Dysfunction of the Diaphragm

Imaging as a Diagnostic Tool

Nadir Kharma


Curr Opin Pulm Med. 2013;19(4):394-398. 

In This Article

Function of the Diaphragm

Ventilation relies primarily on the contractility of the diaphragm. Other accessory muscles including the external intercostal, sternocleidomastoid and scalene muscles also aid the diaphragm during inspiration. As inspiration is an active process, the thoracic cavity expands during the contraction of the diaphragm. This is achieved by creating a negative intrathoacic pressure, which in turn facilitates the movement of air into the lungs. Exhalation is a passive process. It takes place when the diaphragm relaxes, thus allowing the lungs to decrease in size by virtue of its elastic recoil.

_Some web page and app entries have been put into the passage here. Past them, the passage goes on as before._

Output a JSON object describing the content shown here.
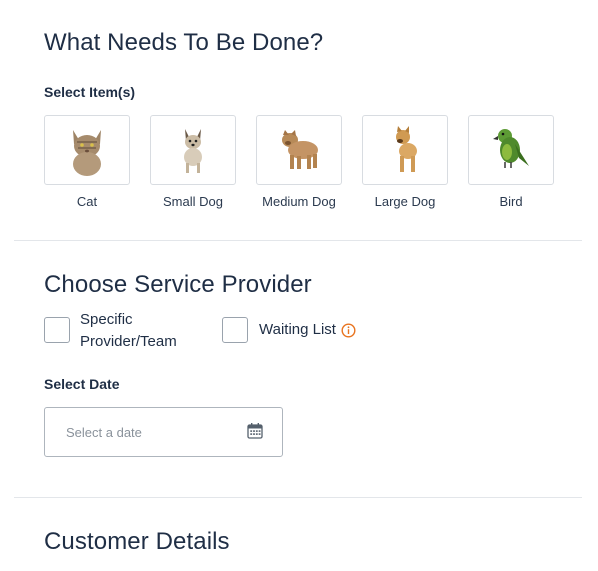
{
  "sections": {
    "what_needed": "What Needs To Be Done?",
    "provider": "Choose Service Provider",
    "customer": "Customer Details"
  },
  "select_items": {
    "label": "Select Item(s)",
    "items": [
      {
        "label": "Cat",
        "icon": "cat-icon"
      },
      {
        "label": "Small Dog",
        "icon": "small-dog-icon"
      },
      {
        "label": "Medium Dog",
        "icon": "medium-dog-icon"
      },
      {
        "label": "Large Dog",
        "icon": "large-dog-icon"
      },
      {
        "label": "Bird",
        "icon": "bird-icon"
      }
    ]
  },
  "provider_options": {
    "specific_line1": "Specific",
    "specific_line2": "Provider/Team",
    "waiting_list": "Waiting List",
    "info_icon": "info-icon"
  },
  "date": {
    "label": "Select Date",
    "placeholder": "Select a date",
    "icon": "calendar-icon"
  },
  "colors": {
    "heading": "#1f2e45",
    "info_accent": "#e8731e",
    "border": "#d8dce1"
  }
}
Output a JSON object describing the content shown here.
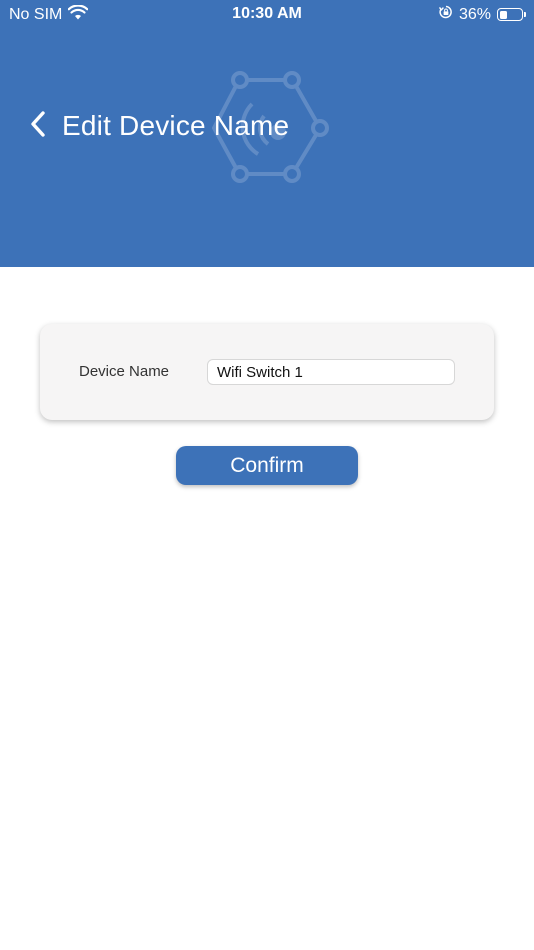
{
  "status_bar": {
    "carrier": "No SIM",
    "time": "10:30 AM",
    "battery_percent": "36%",
    "battery_level": 0.36,
    "icons": [
      "wifi-icon",
      "rotation-lock-icon",
      "battery-icon"
    ]
  },
  "header": {
    "title": "Edit Device Name",
    "back_icon": "chevron-left-icon",
    "logo_icon": "hexagon-network-icon",
    "background_color": "#3d72b8"
  },
  "form": {
    "device_name_label": "Device Name",
    "device_name_value": "Wifi Switch 1"
  },
  "actions": {
    "confirm_label": "Confirm",
    "accent_color": "#3d72b8"
  }
}
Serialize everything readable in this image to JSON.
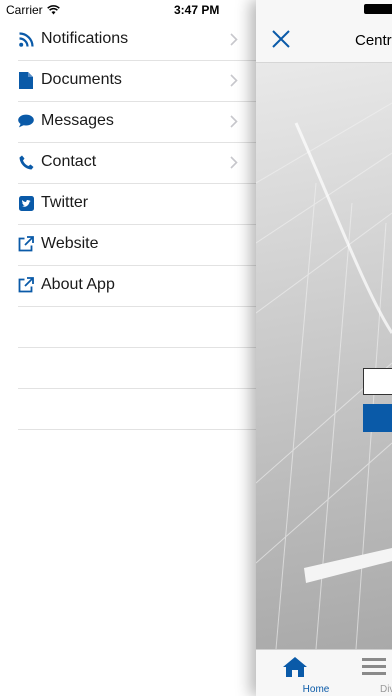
{
  "status_bar": {
    "carrier": "Carrier",
    "time": "3:47 PM"
  },
  "menu": {
    "items": [
      {
        "label": "Notifications",
        "icon": "rss-icon",
        "chevron": true
      },
      {
        "label": "Documents",
        "icon": "document-icon",
        "chevron": true
      },
      {
        "label": "Messages",
        "icon": "speech-bubble-icon",
        "chevron": true
      },
      {
        "label": "Contact",
        "icon": "phone-icon",
        "chevron": true
      },
      {
        "label": "Twitter",
        "icon": "twitter-icon",
        "chevron": false
      },
      {
        "label": "Website",
        "icon": "external-link-icon",
        "chevron": false
      },
      {
        "label": "About App",
        "icon": "external-link-icon",
        "chevron": false
      }
    ]
  },
  "main": {
    "title": "Centr",
    "tabs": [
      {
        "label": "Home",
        "icon": "home-icon",
        "active": true
      },
      {
        "label": "Divisions",
        "icon": "list-icon",
        "active": false
      }
    ]
  },
  "colors": {
    "accent": "#0a5aa8",
    "divider": "#e2e2e2"
  }
}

The diaphragm has several other nonrespiratory functions as well. By increasing intraabdominal pressure, the diaphragm can help with vomiting, urination and defecation. By exerting pressure at the oesophageal hiatus, it prevents gastroesophageal reflux.[5]